Research and Markets, the worlds largest research markets firm, has just announced the addition of the “Global Orthopedic Biomaterials Market 2014-2018” report to their offerings.
The report deals with orthopedic biomaterials used in implant devices, and the emerging advances in technology and new biomaterial products. It will specifically evaluate third-generation biomaterials such as glass-ceramics and bioactive glasses. Other issues addressed in the report are market challenges arising from the risk of complications associated with implantation such as fatigue, fracture, wear problems due to differences in orthopedic biomaterials, biocompatibility, and environmental stress.
It is a comprehensive examination that is long overdue, particularly in light of the failure of second-generation metal-on-metal hip implants. The hip joints, once believed to revolutionize the industry, have become
the biggest medical device failure in history, leaving in their wake thousands of ruined lives.
When they were introduced metal hip replacements weren’t required to undergo clinical trials before receiving approval from the FDA. Without any rigorous independent testing that would have uncovered the dangers of metal-on-metal joints, the responsibility fell on the companies that manufactured them to insure their safety. In almost every case they failed miserably and decisions were made based on profits rather than the health and safety of the patients they served.
Companies who produced these flawed implants, such as DePuy, Stryker, Zimmer, and Wright, are now embroiled in costly product liability lawsuits because of the lax oversight and absence of quality research originally done on metal-on-metal hip implants. Profits, not sound science and research, drove their decision-making and ultimately it was their patients who suffered because of this.

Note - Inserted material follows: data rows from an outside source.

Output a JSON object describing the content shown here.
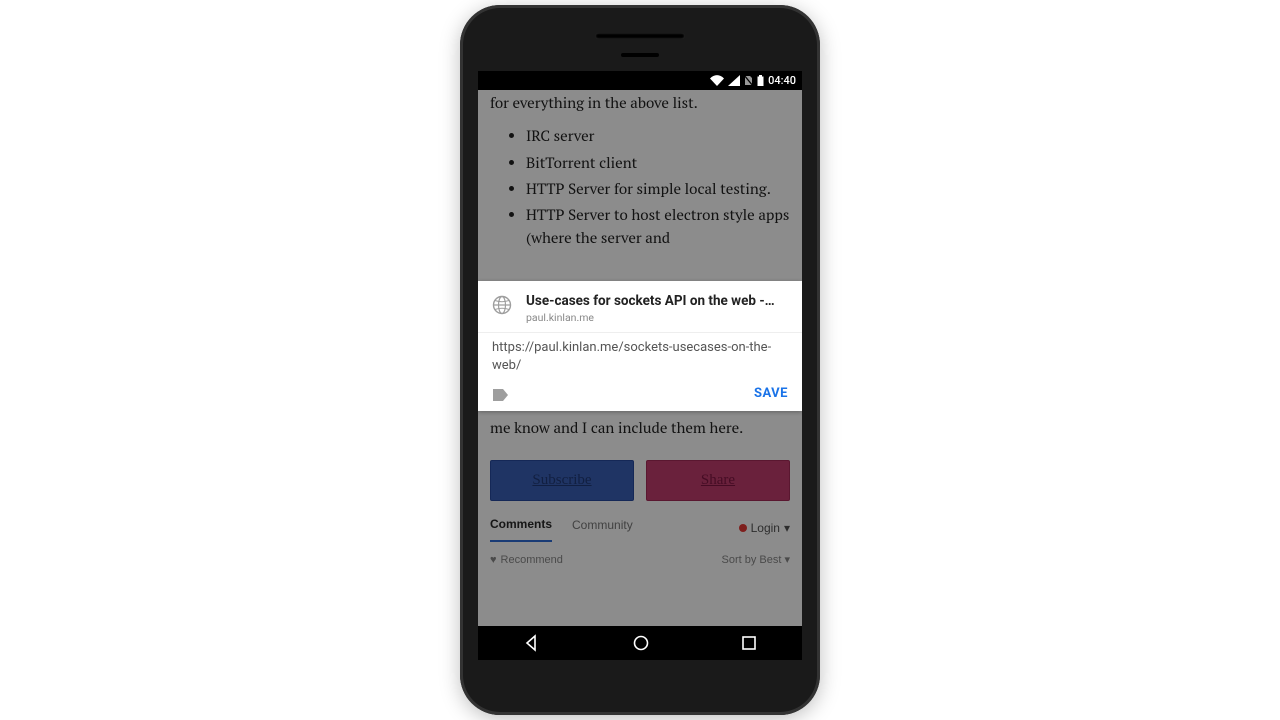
{
  "statusbar": {
    "time": "04:40"
  },
  "article": {
    "topline": "for everything in the above list.",
    "list": [
      "IRC server",
      "BitTorrent client",
      "HTTP Server for simple local testing.",
      "HTTP Server to host electron style apps (where the server and"
    ],
    "paragraph_tail": "me know and I can include them here.",
    "subscribe_label": "Subscribe",
    "share_label": "Share"
  },
  "disqus": {
    "tab_comments": "Comments",
    "tab_community": "Community",
    "login": "Login",
    "recommend": "Recommend",
    "sort": "Sort by Best"
  },
  "share_sheet": {
    "title": "Use-cases for sockets API on the web -…",
    "domain": "paul.kinlan.me",
    "url": "https://paul.kinlan.me/sockets-usecases-on-the-web/",
    "save_label": "SAVE"
  }
}
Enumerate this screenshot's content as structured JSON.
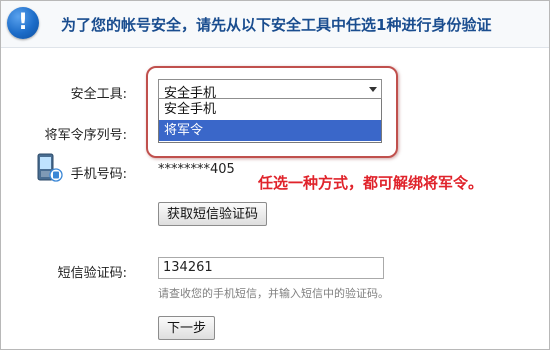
{
  "header": {
    "icon": "info-icon",
    "icon_glyph": "!",
    "title": "为了您的帐号安全，请先从以下安全工具中任选1种进行身份验证"
  },
  "form": {
    "security_tool_label": "安全工具:",
    "security_tool_value": "安全手机",
    "dropdown_options": [
      {
        "label": "安全手机",
        "selected": false
      },
      {
        "label": "将军令",
        "selected": true
      }
    ],
    "token_serial_label": "将军令序列号:",
    "phone_icon": "mobile-phone-icon",
    "phone_label": "手机号码:",
    "phone_value": "********405",
    "get_code_button": "获取短信验证码",
    "sms_code_label": "短信验证码:",
    "sms_code_value": "134261",
    "sms_hint": "请查收您的手机短信，并输入短信中的验证码。",
    "next_button": "下一步"
  },
  "annotation": {
    "text": "任选一种方式，都可解绑将军令。",
    "color": "#e0232b"
  },
  "colors": {
    "title": "#1a4d8f",
    "selected_option": "#3a67c9",
    "highlight_border": "#c0504d"
  }
}
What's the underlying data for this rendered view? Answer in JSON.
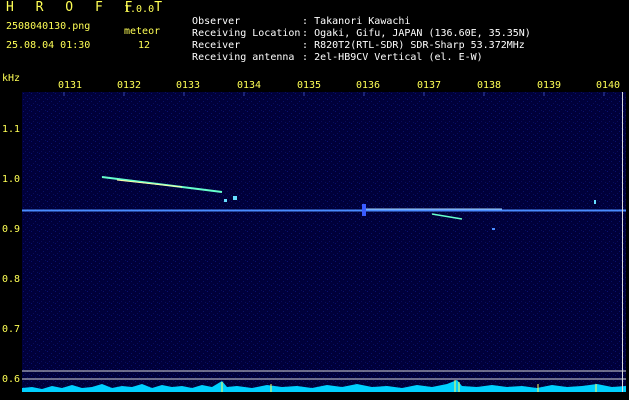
{
  "header": {
    "app_title": "H R O F F T",
    "app_version": "1.0.0",
    "file_name": "2508040130.png",
    "meteor_label": "meteor",
    "date_time": "25.08.04 01:30",
    "meteor_count": "12"
  },
  "info": [
    {
      "key": "Observer",
      "value": ": Takanori Kawachi"
    },
    {
      "key": "Receiving Location",
      "value": ": Ogaki, Gifu, JAPAN (136.60E, 35.35N)"
    },
    {
      "key": "Receiver",
      "value": ": R820T2(RTL-SDR) SDR-Sharp 53.372MHz"
    },
    {
      "key": "Receiving antenna",
      "value": ": 2el-HB9CV Vertical (el. E-W)"
    }
  ],
  "axes": {
    "y_unit": "kHz",
    "x_ticks": [
      "0131",
      "0132",
      "0133",
      "0134",
      "0135",
      "0136",
      "0137",
      "0138",
      "0139",
      "0140"
    ],
    "y_ticks": [
      "1.1",
      "1.0",
      "0.9",
      "0.8",
      "0.7",
      "0.6"
    ]
  },
  "colors": {
    "background": "#000000",
    "spectrum": "#00003a",
    "labels": "#ffff55",
    "carrier": "#4a8cff",
    "echo": "#66ffcc",
    "power": "#00d0ff"
  }
}
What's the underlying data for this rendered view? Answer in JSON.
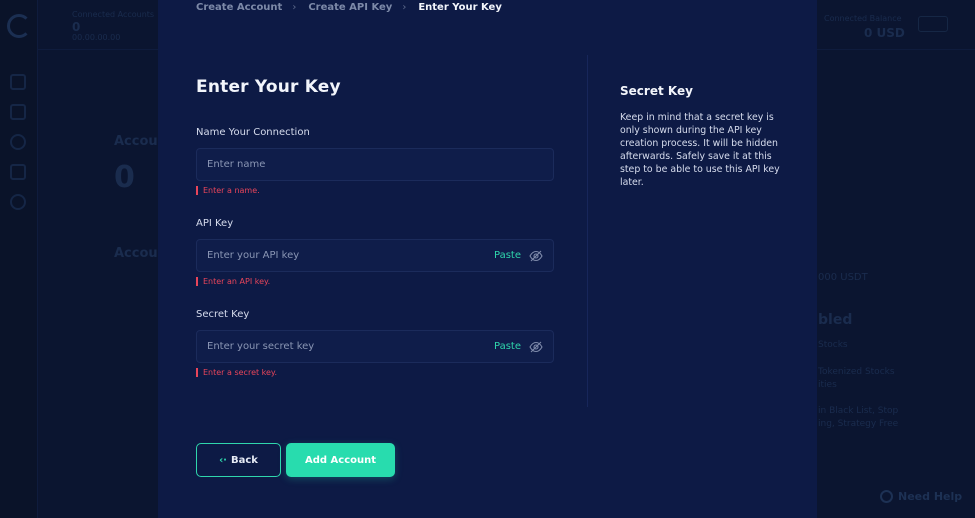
{
  "background": {
    "top_left_label": "Connected Accounts",
    "top_left_value": "0",
    "top_left_sub": "00.00.00.00",
    "top_right_label": "Connected Balance",
    "top_right_value": "0 USD",
    "section_title": "Accou",
    "big_value": "0",
    "section_title_2": "Accou",
    "usdt_text": "000 USDT",
    "panel_title": "bled",
    "line_1": "Stocks",
    "line_2": "Tokenized Stocks",
    "line_3": "ities",
    "line_4": "in Black List, Stop",
    "line_5": "ing, Strategy Free",
    "help_label": "Need Help"
  },
  "stepper": {
    "steps": [
      "Create Account",
      "Create API Key",
      "Enter Your Key"
    ],
    "active_index": 2,
    "separator": "›"
  },
  "form": {
    "title": "Enter Your Key",
    "name": {
      "label": "Name Your Connection",
      "placeholder": "Enter name",
      "value": "",
      "error": "Enter a name."
    },
    "api_key": {
      "label": "API Key",
      "placeholder": "Enter your API key",
      "value": "",
      "paste_label": "Paste",
      "error": "Enter an API key."
    },
    "secret_key": {
      "label": "Secret Key",
      "placeholder": "Enter your secret key",
      "value": "",
      "paste_label": "Paste",
      "error": "Enter a secret key."
    },
    "back_label": "Back",
    "submit_label": "Add Account"
  },
  "info": {
    "title": "Secret Key",
    "text": "Keep in mind that a secret key is only shown during the API key creation process. It will be hidden afterwards. Safely save it at this step to be able to use this API key later."
  },
  "colors": {
    "accent": "#28dcae",
    "error": "#e8455a",
    "modal_bg": "#0d1a45",
    "page_bg": "#0b1530"
  },
  "icons": {
    "eye_toggle": "eye-slash-icon",
    "back_arrow": "arrow-left-icon",
    "help": "chat-bubble-icon"
  }
}
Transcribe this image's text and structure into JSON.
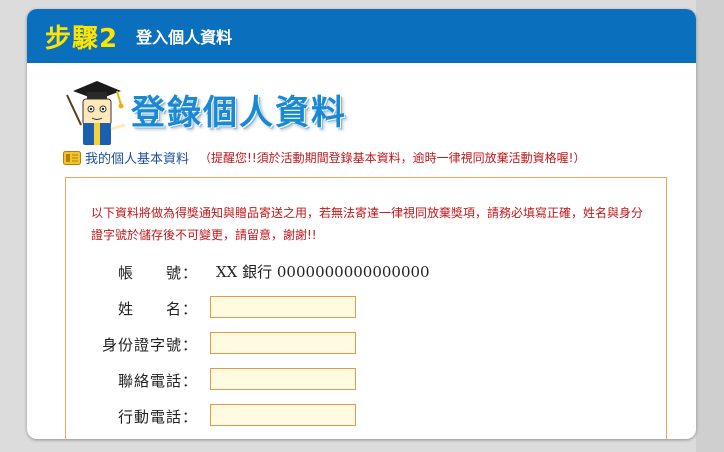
{
  "header": {
    "step": "步驟2",
    "title": "登入個人資料"
  },
  "hero": {
    "title": "登錄個人資料"
  },
  "section": {
    "title": "我的個人基本資料",
    "note": "（提醒您!!須於活動期間登錄基本資料，逾時一律視同放棄活動資格喔!）"
  },
  "form": {
    "notice": "以下資料將做為得獎通知與贈品寄送之用，若無法寄達一律視同放棄獎項，請務必填寫正確，姓名與身分證字號於儲存後不可變更，請留意，謝謝!!",
    "account_label": "帳　　號：",
    "account_value": "XX 銀行 0000000000000000",
    "fields": [
      {
        "label": "姓　　名：",
        "value": "",
        "placeholder": ""
      },
      {
        "label": "身份證字號：",
        "value": "",
        "placeholder": ""
      },
      {
        "label": "聯絡電話：",
        "value": "",
        "placeholder": ""
      },
      {
        "label": "行動電話：",
        "value": "",
        "placeholder": ""
      }
    ]
  },
  "colors": {
    "header_bg": "#0a6fbd",
    "step_text": "#ffe400",
    "hero_title": "#1a89d4",
    "notice_text": "#c0181b",
    "form_border": "#f0a860",
    "field_bg": "#fffbe0"
  },
  "icons": {
    "mascot": "graduate-mascot-icon",
    "section": "id-card-icon"
  }
}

The increasing incidence of orthopedic-related conditions among our growing elder population is creating a greater demand for hip implants. The failure of metal-on-metal implants will require manufacturers to begin exploring the use of new biomaterials and technologies. Independent research and analysis will be critical in ensuring the safety and health of future patients.